*** Opening of DATA SHOWN ***
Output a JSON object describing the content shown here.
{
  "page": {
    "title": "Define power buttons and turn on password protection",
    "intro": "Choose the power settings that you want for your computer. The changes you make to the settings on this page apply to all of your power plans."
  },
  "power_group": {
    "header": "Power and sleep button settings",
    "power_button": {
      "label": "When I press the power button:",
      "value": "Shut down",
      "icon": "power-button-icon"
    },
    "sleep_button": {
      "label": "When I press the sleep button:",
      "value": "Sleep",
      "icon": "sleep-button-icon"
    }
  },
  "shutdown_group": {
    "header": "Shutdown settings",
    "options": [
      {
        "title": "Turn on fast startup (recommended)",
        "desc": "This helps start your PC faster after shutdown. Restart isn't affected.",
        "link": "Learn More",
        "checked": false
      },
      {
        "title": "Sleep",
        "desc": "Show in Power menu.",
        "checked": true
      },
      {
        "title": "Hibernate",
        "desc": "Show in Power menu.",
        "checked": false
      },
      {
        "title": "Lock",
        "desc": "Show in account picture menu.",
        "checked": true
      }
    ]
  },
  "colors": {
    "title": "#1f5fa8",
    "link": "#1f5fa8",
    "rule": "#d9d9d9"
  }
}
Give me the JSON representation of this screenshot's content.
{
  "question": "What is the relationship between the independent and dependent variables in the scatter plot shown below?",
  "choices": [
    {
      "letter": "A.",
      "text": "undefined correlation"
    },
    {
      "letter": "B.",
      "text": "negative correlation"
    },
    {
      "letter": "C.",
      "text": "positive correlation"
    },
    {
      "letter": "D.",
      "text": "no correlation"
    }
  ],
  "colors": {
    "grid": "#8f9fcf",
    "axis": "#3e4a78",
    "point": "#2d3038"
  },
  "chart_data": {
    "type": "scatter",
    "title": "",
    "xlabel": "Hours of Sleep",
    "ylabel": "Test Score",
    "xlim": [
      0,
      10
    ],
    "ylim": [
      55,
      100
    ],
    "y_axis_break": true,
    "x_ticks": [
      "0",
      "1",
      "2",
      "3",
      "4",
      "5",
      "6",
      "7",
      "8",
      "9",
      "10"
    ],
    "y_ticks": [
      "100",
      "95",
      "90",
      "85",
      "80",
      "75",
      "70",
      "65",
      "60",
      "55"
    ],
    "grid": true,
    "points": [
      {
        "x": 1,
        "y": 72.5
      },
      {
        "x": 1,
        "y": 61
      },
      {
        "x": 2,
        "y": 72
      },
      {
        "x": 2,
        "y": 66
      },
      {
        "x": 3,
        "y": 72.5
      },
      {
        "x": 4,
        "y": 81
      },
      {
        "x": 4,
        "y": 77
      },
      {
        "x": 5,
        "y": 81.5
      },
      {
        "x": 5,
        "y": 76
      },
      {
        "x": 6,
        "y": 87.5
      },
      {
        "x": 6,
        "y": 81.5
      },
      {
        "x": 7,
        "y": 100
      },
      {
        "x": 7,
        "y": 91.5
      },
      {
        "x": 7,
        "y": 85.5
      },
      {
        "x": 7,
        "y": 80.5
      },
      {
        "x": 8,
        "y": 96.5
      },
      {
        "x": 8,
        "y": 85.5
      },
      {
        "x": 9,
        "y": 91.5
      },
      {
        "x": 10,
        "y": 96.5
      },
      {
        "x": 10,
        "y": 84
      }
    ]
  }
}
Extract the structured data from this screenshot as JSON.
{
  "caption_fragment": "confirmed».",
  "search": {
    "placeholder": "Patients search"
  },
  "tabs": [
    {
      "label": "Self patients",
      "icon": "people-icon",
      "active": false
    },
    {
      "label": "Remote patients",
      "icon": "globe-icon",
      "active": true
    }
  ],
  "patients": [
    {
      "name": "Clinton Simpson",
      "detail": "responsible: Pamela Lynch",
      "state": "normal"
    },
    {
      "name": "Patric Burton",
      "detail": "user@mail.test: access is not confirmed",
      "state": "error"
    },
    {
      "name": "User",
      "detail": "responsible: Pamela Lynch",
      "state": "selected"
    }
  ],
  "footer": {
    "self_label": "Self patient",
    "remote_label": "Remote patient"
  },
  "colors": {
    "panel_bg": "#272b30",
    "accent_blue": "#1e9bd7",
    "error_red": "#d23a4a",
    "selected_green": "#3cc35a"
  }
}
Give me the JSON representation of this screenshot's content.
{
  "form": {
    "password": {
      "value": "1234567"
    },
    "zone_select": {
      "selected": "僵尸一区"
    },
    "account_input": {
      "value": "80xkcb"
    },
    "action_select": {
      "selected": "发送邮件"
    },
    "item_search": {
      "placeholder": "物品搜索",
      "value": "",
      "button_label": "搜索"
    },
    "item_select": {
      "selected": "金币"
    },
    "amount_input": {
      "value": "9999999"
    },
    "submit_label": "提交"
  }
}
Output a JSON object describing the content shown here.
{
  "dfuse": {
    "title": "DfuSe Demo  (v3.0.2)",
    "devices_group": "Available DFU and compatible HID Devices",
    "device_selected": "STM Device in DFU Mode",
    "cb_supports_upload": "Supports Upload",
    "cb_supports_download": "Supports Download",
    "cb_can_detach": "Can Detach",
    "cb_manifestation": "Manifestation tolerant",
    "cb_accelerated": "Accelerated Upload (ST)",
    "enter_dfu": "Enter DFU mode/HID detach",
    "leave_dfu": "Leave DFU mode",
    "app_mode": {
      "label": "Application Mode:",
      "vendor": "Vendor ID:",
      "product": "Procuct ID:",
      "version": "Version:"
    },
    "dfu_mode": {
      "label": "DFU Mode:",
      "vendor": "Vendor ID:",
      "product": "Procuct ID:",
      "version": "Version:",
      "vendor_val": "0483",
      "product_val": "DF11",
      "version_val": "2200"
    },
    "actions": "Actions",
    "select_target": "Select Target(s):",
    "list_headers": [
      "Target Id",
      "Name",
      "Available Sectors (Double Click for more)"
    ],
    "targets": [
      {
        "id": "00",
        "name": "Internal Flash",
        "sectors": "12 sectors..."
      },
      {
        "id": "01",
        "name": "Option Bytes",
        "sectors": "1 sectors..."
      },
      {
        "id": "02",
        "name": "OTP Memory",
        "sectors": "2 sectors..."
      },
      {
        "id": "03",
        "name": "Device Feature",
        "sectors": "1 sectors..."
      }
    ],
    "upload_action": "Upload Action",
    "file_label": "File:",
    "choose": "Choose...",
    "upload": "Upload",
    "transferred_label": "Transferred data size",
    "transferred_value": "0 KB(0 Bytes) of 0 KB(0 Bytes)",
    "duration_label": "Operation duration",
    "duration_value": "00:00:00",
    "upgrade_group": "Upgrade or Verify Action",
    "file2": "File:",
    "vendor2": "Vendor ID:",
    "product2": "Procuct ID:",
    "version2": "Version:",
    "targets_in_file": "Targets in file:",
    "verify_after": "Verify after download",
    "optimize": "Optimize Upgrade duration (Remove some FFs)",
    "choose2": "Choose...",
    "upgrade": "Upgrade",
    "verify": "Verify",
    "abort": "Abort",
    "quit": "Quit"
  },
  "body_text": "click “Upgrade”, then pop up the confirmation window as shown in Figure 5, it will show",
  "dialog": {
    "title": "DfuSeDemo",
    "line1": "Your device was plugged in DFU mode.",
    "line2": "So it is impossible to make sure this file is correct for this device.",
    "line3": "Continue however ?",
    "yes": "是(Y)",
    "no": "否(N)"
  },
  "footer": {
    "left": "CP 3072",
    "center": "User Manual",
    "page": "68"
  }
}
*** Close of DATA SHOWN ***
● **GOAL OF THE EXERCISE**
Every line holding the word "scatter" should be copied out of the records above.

● **TASK RESPONSE**
  "question": "What is the relationship between the independent and dependent variables in the scatter plot shown below?",
    "type": "scatter",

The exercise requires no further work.